Court Finds Reinsurance Information Relevant and Discoverable
A federal district court in New York has held that an insurer has an obligation to disclose reinsurance information pursuant to its discovery obligations under Rule 26(a) of the Federal Rules of Civil Procedure. Suffolk Fed. Credit Union v. Cumis Ins. Soc., Inc., 2010 WL 4116639 (E.D.N.Y. Oct. 19, 2010).

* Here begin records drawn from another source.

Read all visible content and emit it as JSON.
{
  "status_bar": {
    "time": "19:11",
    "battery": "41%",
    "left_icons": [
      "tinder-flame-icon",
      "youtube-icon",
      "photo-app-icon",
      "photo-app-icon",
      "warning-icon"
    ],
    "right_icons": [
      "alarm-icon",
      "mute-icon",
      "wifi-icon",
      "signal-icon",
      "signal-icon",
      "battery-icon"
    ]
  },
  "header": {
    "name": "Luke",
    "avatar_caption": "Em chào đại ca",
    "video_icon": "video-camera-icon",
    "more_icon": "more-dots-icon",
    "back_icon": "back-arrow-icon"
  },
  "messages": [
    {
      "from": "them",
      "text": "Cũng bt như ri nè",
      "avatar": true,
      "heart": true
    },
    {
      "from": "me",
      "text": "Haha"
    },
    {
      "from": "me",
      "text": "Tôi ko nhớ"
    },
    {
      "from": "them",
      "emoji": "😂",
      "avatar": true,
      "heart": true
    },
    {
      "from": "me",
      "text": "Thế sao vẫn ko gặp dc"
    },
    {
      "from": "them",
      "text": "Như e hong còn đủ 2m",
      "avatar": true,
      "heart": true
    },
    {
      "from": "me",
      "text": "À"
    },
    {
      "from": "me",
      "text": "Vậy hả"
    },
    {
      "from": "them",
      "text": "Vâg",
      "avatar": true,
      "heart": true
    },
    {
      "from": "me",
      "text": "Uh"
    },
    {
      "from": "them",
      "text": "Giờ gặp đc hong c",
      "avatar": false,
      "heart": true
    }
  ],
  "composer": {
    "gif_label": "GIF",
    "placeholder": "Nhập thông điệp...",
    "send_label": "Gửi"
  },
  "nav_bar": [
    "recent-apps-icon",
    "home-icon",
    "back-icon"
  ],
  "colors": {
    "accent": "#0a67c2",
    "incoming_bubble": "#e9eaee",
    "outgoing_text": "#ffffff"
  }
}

The insured filed an action contending that the insurer was obligated to provide coverage under a fidelity bond for losses the insured sustained based on acts committed by a third party. During discovery, the insured served an interrogatory seeking the identity of any reinsurer that could indemnify the insurer for the losses. The insurer objected to the interrogatory, and the insured filed a motion to compel. The court held that the insurer was obligated under Rule 26(a) to disclose reinsurance information to the insured. In so holding, the court noted that the Advisory Committee Notes supplementing Rule 26(a) indicate that disputes pertaining to the relevance of reinsurance information should be resolved "in favor of disclosure." Moreover, the court concluded that the case law in the Second Circuit considering the issue had "determined that reinsurance information is indeed discoverable."